Paul Konerko hit his 427th home run as a member of the Chicago White Sox on Thursday night.
Could it have been his last?
Konerko smacked a solo shot off Kansas City starter Jeremy Guthrie deep into the seats in left field in his first at-bat of a 3-2 loss to the Royals. But the White Sox, who lost for the 97th time this season, have just three games left.
Then Konerko, who has spent the past 15 seasons on Chicago's South Side, becomes a free agent.
The first baseman has hit only 12 homers this season, his lowest total ever in Chicago. But lately Konerko seems to be getting his swing back.
Still the 37-year-old has been quiet on whether he wants to return, even though he discussed his batting stroke.
"Yeah, I've been better in the at-bats and had some better at-bats," Konerko said. "But nothing I'm crazy about. I'm fighting the fight."
Konerko said homering felt good, even if the prospect of the White Sox reaching 100 losses doesn't.
"When you hit a home run, it's the best feeling," Konerko said. "This year, I've hit a lot of balls hard, but the path was on a line or on the ground.
"These aren't balls I hit any less hard than I did tonight. I attacked that one the right way and to get it in the air and get it going. I just haven't done that a lot this year."
Chicago manager Robin Ventura thinks Konerko is still productive, even if his totals have sagged with the White Sox this season.
"I think there are times he hasn't felt as good as other times," Ventura said. "But every time he goes up there he has a good plan. He's a tough at-bat"
On Thursday the White Sox ran into tough luck, again.
Guthrie (15-12) pitched seven strong innings, and David Lough hit a two-run homer for Kansas City. One day after being eliminated from the postseason, the Royals earned their 84th victory, their most since 1993.
The Royals' 6-0 loss to Seattle on Wednesday, combined with victories from all three teams ahead of them in the AL wild-card standings, officially eliminated them from playoff contention.
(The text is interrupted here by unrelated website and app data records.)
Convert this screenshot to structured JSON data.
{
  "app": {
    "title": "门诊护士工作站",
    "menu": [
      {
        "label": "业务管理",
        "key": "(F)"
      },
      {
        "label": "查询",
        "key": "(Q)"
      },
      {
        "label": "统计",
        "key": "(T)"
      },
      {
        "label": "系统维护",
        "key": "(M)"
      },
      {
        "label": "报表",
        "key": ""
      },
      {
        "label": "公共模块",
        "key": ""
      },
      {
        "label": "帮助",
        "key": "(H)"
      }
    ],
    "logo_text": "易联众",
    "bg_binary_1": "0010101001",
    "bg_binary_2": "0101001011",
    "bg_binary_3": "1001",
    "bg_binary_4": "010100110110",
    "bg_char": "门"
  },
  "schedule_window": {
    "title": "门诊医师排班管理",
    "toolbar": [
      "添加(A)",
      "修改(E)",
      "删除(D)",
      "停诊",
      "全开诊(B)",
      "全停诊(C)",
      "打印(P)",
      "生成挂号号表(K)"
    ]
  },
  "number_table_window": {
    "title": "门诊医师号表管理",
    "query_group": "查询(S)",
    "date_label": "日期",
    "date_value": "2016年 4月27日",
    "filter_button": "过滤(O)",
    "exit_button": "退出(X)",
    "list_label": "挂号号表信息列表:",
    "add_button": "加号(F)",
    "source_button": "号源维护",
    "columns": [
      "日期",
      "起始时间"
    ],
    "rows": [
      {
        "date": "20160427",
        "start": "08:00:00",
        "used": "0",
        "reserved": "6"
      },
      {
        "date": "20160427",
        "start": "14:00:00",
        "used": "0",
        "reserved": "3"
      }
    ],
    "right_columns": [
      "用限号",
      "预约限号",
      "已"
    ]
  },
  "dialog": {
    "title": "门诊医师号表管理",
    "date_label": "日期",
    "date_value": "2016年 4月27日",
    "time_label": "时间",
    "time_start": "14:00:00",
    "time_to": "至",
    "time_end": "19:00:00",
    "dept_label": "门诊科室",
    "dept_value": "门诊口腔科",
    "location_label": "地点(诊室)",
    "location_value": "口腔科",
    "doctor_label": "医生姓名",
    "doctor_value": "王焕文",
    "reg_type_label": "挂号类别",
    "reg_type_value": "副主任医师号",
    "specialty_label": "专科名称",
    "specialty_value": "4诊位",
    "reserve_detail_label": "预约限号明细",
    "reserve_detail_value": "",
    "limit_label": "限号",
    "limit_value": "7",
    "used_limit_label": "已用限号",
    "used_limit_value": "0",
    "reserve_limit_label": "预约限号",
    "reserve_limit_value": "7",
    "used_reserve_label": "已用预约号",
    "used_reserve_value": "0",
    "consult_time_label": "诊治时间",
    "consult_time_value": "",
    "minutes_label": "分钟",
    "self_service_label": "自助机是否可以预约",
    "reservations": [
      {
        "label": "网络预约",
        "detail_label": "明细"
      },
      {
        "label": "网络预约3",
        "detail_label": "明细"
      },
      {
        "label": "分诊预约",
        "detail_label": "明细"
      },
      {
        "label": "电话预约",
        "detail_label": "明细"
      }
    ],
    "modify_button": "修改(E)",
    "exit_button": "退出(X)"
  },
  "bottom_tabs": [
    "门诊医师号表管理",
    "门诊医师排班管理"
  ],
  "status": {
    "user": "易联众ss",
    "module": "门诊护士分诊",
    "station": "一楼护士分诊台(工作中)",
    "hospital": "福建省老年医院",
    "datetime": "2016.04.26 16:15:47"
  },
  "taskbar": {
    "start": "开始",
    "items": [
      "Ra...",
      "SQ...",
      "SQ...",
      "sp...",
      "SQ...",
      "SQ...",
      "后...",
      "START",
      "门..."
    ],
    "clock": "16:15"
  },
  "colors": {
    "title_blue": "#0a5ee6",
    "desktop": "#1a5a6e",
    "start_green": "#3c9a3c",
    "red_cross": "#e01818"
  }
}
"The first time in 20 years we've won this many games, that's pretty good, too," Royals manager Ned Yost said. "We feel like we're right there.
"We've had a great year in terms of experience, tasting what it tastes like to win, what it feels like to be in a playoff chase, to be a playoff contender."
Guthrie became the Royals' third 15-game winner since 1997. He gave up two runs and four hits, striking out four and allowing one walk. Guthrie already surpassed his career best win total when he won his 12th on Aug. 5 against the Twins.
"For me, it's a reflection on the team, " Guthrie said. The bullpen pitched tremendous all season long, especially games I threw in and our offense picked us up great along with the defense."
Adam Dunn hit a solo homer for the White Sox, who have lost 21 of 27. The White Sox are 35 games under .500 (62-97) for the first time since ending the 1970 season 56-106 and must win once in this series to avoid finishing with 100 losses, which would be the fourth-most in franchise history.
White Sox starter Andre Rienzo (2-3) pitched six-plus innings and allowed three runs, two earned, and four hits.
Greg Holland pitched a scoreless ninth for his 46th save in 49 chances as the Royals ended a two-game losing streak. Holland set a franchise record in saves, surpassing Dan Quisenberry (1983) and Jeff Montgomery (1993).
Konerko, who missed Wednesday's game at Cleveland after fouling a pitch off his knee on Tuesday, homered in the second inning.
Trailing 1-0 in the fourth, Lough hit a two-run homer, snapping a streak of 21 scoreless innings for the Royals. The last time the Royals scored was in the 12th inning of a 6-5 victory at Seattle on Monday.
Dunn tied the game in the sixth with a long home run to right. It was his 33rd of the season.
In the seventh inning, Justin Maxwell led off with a single and advanced to second on Lough's bunt, then he came around to score after catcher Bryan Anderson fielded George Kottaras' sacrifice bunt and threw it down the right-field line to give the Royals a 3-2 lead.